Published on February 21, 2012
  • Signs of ill health at NBC’s much-marketed “Smash,” reports Adweek. The show depicts young hopefuls trying to make it on Broadway. After debuting on February 6 with 11.4 million viewers and a 3.8 rating among adults 18-49, it dropped to a 2.8 rating in week two. Even in its premiere, the show lost viewers, with 14.1 million tuning in at the top of the hour and 10.1 million watching the full hour. This is reminiscent of ABC’s short lived “My So-Called Life,” the 1994 teen drama; a darling among critics, a limited taste among viewers; but also of NBC’s “The West Wing,” which struggled in its 1999 premiere season, yet ran until 2006.

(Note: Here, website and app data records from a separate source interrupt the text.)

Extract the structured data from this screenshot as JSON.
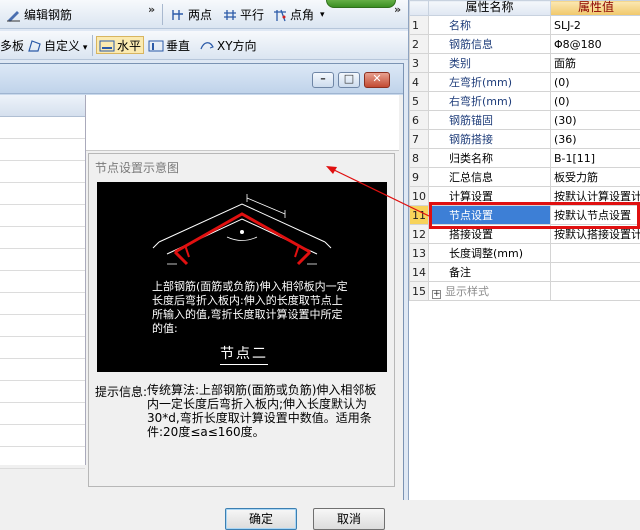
{
  "toolbar1": {
    "edit_rebar": "编辑钢筋",
    "two_points": "两点",
    "parallel": "平行",
    "point_angle": "点角"
  },
  "toolbar2": {
    "slab_partial": "多板",
    "custom": "自定义",
    "horizontal": "水平",
    "vertical": "垂直",
    "xy_direction": "XY方向"
  },
  "dialog": {
    "node_title": "节点设置示意图",
    "diagram_text": "上部钢筋(面筋或负筋)伸入相邻板内一定长度后弯折入板内:伸入的长度取节点上所输入的值,弯折长度取计算设置中所定的值:",
    "diagram_node": "节点二",
    "hint_label": "提示信息:",
    "hint_text": "传统算法:上部钢筋(面筋或负筋)伸入相邻板内一定长度后弯折入板内;伸入长度默认为30*d,弯折长度取计算设置中数值。适用条件:20度≤a≤160度。",
    "ok": "确定",
    "cancel": "取消"
  },
  "props": {
    "header_name": "属性名称",
    "header_value": "属性值",
    "rows": [
      {
        "num": "1",
        "name": "名称",
        "value": "SLJ-2"
      },
      {
        "num": "2",
        "name": "钢筋信息",
        "value": "Φ8@180"
      },
      {
        "num": "3",
        "name": "类别",
        "value": "面筋"
      },
      {
        "num": "4",
        "name": "左弯折(mm)",
        "value": "(0)"
      },
      {
        "num": "5",
        "name": "右弯折(mm)",
        "value": "(0)"
      },
      {
        "num": "6",
        "name": "钢筋锚固",
        "value": "(30)"
      },
      {
        "num": "7",
        "name": "钢筋搭接",
        "value": "(36)"
      },
      {
        "num": "8",
        "name": "归类名称",
        "value": "B-1[11]"
      },
      {
        "num": "9",
        "name": "汇总信息",
        "value": "板受力筋"
      },
      {
        "num": "10",
        "name": "计算设置",
        "value": "按默认计算设置计"
      },
      {
        "num": "11",
        "name": "节点设置",
        "value": "按默认节点设置"
      },
      {
        "num": "12",
        "name": "搭接设置",
        "value": "按默认搭接设置计"
      },
      {
        "num": "13",
        "name": "长度调整(mm)",
        "value": ""
      },
      {
        "num": "14",
        "name": "备注",
        "value": ""
      },
      {
        "num": "15",
        "name": "显示样式",
        "value": ""
      }
    ]
  },
  "colors": {
    "highlight_box": "#e01010",
    "selected_row": "#3d7fd6",
    "diagram_rebar": "#e01010"
  }
}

  • A potential ratings bonanza for Lifetime. Lindsey Lohan will be on the small screen, playing Elizabeth Taylor in the Lifetime TV movie “Liz and Dick,” reports Access Hollywood. No air date yet, but Lifetime scores big with its original movies—chiefly true-crime dramas with name actors, like its Rob Lowe vehicle “Drew Peterson: Untouchable,” which in January drew 5.8 million viewers on Saturday night, for a 4.25 rating. Supposedly, producer Larry Thompson has inked a “stay out of trouble” clause into Lohan’s contract.

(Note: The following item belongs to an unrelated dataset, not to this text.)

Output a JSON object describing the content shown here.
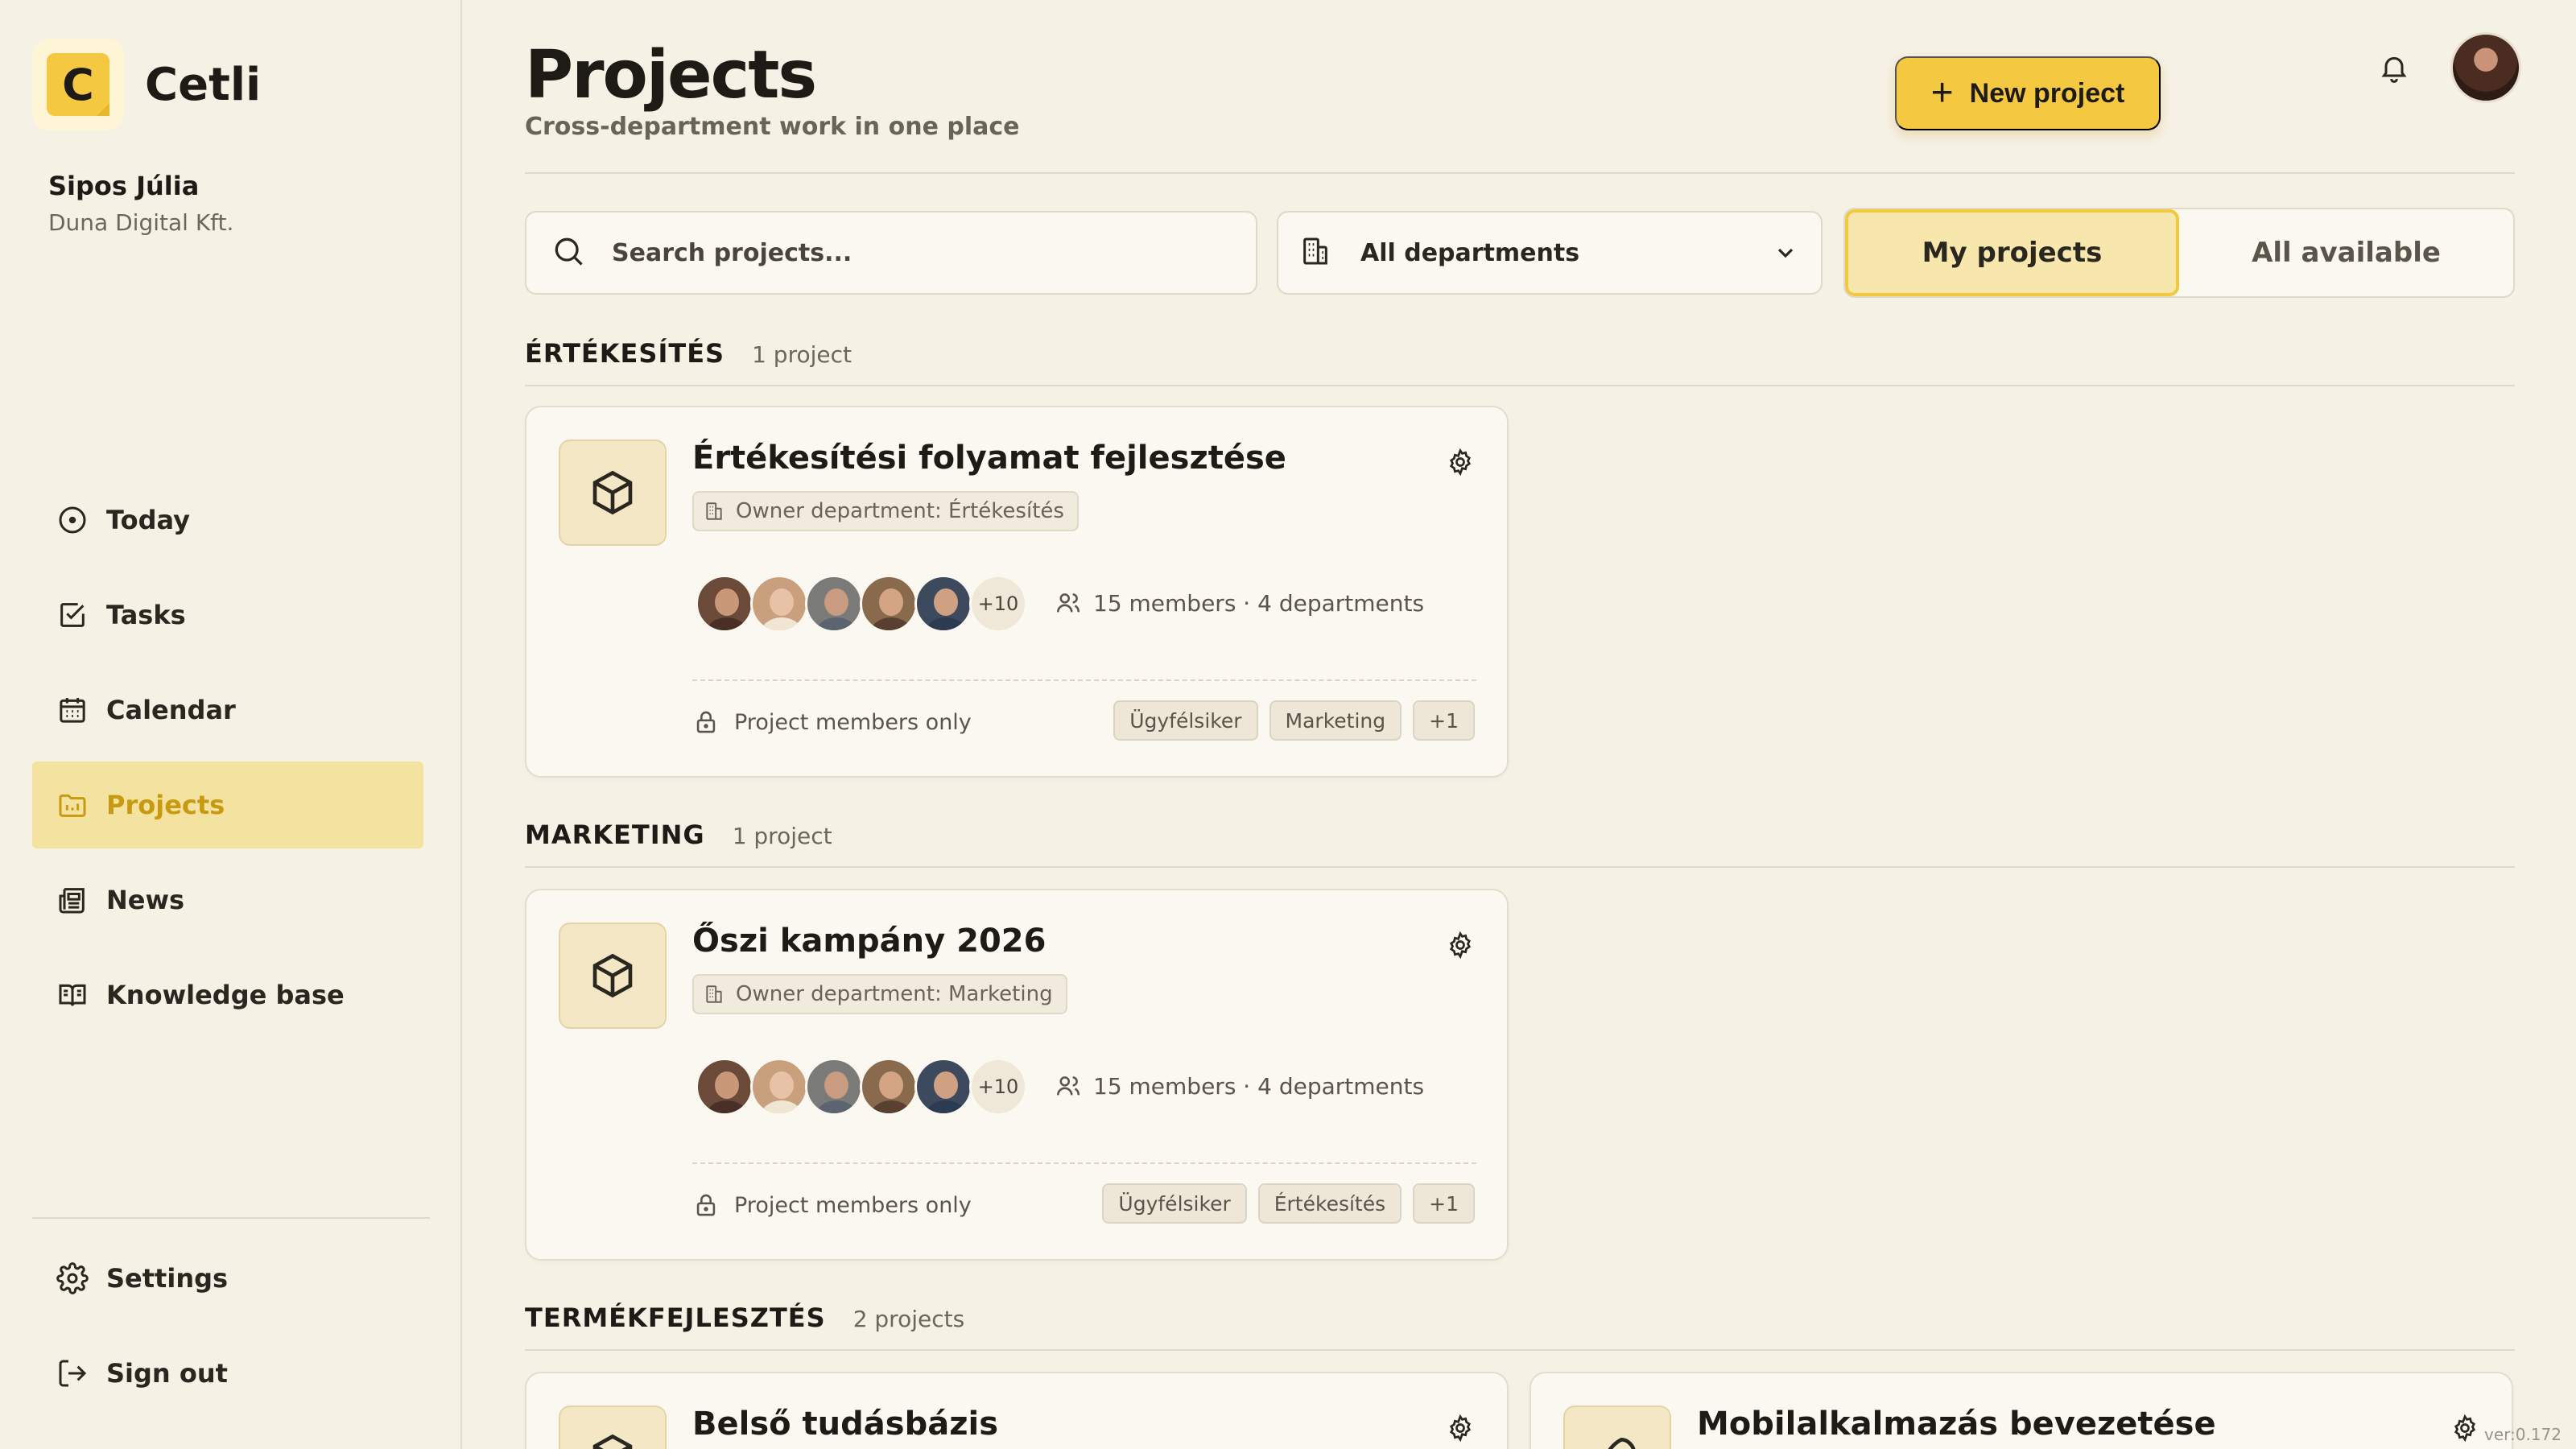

  • “Vampire Diaries” hero Taylor Kinney will play an adrenaline-junkie firefighter in NBC’s “Chicago Fire,” reports Deadline Hollywood. Dick Wolf of the “Law & Order” franchise will produce. Like “Law & Order: Criminal Intent,” this series will depict an “elite squad,” sent to tackle the most dangerous fires or rescue operations.
  • Spike has cancelled “Blue Mountain State,” and will focus on unscripted series, reports TVByTheNumbers. The scripted half-hour series followed the misadventures of a college football team, and ran for three seasons. Spike will shift its focus from scripted programming to the relatively low-cost reality programming, according to Variety, which interviewed Spike’s executive VP of original series. It has picked up a second season of 13 episodes of “Ink Master,” an elimination show about tattoo artistry, and will premiere “American Digger” on March 20. “Digger” follows one-time pro wrestler Ric Savage, looking for buried treasure in back yards.
  • Cable channels took some top honors at last week’s 43rd Annual NAACP Image Awards, reports Multichannel News. Malcolm Jamal Warner took best actor for BET’s “Read Between The Lines,” and co-star Tracy Ellis Ross for Best Actress. TBS’s “Tyler Perry’s House of Payne” won best comedy series, and star Keshia Night Pulliam earned best supporting actress in a comedy series. HBO’s “Thurgood,” a biopic of Supreme Court Justice Thurgood Marshall, won for outstanding original film or mini-series, and its star Laurence Fishburne for outstanding actor.